PHOTO BY EMMA ROUTLEY/THE CHRONICLE ... Air quality is at dangerous levels in the southern Willamette Valley.

The direction from area medical experts could not be clearer: Stay indoors as much as possible. And if you must go out, make it brief and wear a high-quality mask.

“The most important piece of advice is to stay inside ... the most you can. Absolutely do not go out unless you have to,” said Carol Hardisty, a 25-year respiratory therapist and certified asthma education leader with PeaceHealth Cottage Grove Community Medical Center. “And if you do go out, wear a mask.” In fact, “make sure you have spare masks and extra masks so you have a permeable, breathable mask,” she said, referring to the ash flakes and smoke in the air. 

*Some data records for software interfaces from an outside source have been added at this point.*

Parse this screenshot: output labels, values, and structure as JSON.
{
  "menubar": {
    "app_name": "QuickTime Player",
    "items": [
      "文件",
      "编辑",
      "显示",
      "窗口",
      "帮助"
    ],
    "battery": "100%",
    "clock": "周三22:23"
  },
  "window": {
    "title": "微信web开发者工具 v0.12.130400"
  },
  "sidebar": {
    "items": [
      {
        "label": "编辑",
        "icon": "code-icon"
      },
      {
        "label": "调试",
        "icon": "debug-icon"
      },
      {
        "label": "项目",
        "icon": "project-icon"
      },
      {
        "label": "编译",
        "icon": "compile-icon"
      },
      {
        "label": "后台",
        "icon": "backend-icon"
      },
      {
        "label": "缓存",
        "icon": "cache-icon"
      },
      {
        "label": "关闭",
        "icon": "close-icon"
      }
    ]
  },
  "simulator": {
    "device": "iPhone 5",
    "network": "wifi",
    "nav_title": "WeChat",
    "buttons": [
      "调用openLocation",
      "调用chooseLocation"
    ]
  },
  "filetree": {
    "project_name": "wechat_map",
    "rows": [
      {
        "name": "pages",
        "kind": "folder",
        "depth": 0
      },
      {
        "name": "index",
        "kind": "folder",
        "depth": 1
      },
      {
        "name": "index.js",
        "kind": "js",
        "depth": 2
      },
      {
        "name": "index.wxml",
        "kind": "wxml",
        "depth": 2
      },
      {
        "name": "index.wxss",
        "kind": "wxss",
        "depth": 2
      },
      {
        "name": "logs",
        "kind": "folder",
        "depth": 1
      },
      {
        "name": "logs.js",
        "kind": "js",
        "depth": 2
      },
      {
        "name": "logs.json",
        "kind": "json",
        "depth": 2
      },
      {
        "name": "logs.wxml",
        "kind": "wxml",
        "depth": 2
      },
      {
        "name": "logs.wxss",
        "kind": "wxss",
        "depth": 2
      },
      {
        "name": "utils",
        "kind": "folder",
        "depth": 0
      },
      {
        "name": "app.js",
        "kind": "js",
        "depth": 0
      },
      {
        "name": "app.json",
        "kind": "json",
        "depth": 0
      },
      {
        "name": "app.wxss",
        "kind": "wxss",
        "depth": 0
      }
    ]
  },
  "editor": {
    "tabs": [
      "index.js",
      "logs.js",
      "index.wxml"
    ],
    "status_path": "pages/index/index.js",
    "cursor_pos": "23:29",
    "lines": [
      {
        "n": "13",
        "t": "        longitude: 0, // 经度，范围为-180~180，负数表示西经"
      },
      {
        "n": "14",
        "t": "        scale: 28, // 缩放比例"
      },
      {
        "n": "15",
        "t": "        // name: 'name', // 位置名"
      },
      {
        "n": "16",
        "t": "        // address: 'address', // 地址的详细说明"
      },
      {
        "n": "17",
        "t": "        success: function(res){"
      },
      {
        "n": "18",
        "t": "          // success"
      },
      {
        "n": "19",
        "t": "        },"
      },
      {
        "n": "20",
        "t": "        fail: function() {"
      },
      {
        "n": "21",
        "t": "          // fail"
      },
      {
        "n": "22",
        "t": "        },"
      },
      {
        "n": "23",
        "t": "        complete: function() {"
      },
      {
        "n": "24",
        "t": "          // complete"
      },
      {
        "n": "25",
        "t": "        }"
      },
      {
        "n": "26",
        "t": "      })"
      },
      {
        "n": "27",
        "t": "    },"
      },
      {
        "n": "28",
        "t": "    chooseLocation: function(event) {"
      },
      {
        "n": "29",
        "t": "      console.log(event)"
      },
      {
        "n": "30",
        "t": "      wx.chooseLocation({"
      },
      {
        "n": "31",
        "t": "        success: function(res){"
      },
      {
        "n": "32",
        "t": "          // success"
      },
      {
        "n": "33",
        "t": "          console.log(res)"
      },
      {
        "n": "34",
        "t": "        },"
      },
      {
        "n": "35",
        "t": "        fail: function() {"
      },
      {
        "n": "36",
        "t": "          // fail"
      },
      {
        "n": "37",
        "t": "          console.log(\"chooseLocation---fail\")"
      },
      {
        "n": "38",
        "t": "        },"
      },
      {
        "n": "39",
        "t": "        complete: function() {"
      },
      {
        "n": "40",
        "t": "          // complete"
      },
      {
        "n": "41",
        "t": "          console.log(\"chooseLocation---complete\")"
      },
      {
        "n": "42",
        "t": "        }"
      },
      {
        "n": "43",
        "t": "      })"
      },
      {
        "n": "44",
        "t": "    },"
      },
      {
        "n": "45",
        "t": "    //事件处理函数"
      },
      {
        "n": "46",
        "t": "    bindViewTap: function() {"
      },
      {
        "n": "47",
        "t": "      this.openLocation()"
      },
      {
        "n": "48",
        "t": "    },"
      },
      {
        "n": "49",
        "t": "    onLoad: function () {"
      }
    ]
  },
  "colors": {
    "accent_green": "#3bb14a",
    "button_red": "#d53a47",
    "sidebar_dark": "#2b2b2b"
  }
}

Dr. Leslie Pelinka, a pediatrician with PeaceHealth, reiterated the importance of staying indoors when air quality levels are low. 

“Poor air quality is a risk, especially to those with chronic respiratory or breathing conditions. If at all possible, stay inside,” she said. “During these days when the air quality is what it is here, stay indoors.”

Residents can monitor the Air Quality Index on various websites, including Lane Regional Air Protection Agency (lrapa.org) and airnow.gov. From the airnow website: 

Think of the AQI as a yardstick that runs from 0 to 500. The higher the AQI value, the greater the level of air pollution and the greater the health concern. For example, an AQI value of 50 or below represents good air quality, while an AQI value over 300 represents hazardous air quality.”

The AQI for Cottage Grove on Wednesday morning was 369 and rated “Hazardous.” The Springfield/Eugene area was at 283 and listed as “Very Unhealthy.”

Both medical professionals stressed that when air quality is especially poor, it’s even more important to have an N95-quality mask. They also remind the general public that professional healthcare workers are still in need of personal protection equipment, too. A quick trip to the store might not require the same level of mask, Pelinka said. 

Hardisty and Pelinka pointed out poor air quality is an added danger for those with respiratory special needs. “People with COPD, asthma and even children who have special needs, such as premature babies whose lungs aren’t completely developed – anyone with respiratory conditions needs to be on high alert,” Hardisty said. “If you’re taking prescribed medications, stay on top of things; if it looks like you’re using rescue inhalers and medications more and more, check in with physicians.”

She also noted the importance of staying hydrated. “It’s key … it is important to breathe through your nose because it’s a filtration and humidification system. Try to avoid breathing through your mouth.”

Pelinka said it’s important to keep children inside on days with poor air quality – even for short bursts outside. Letting stay-at-home students outside to run around and burn off energy is a “hard no,” she said.

“This is not the time for that … not on days with poor air quality.”

Pelinka had one other piece of advice for people encountering health issues due to the smoke: Call your doctor.

“If you’ve been seeing a doctor about respiratory issues, use medicines as instructed. If you don’t quite know what to do, call a medical professional. We expect a high volume of calls from patients on days like these. Communicate with your doctor.”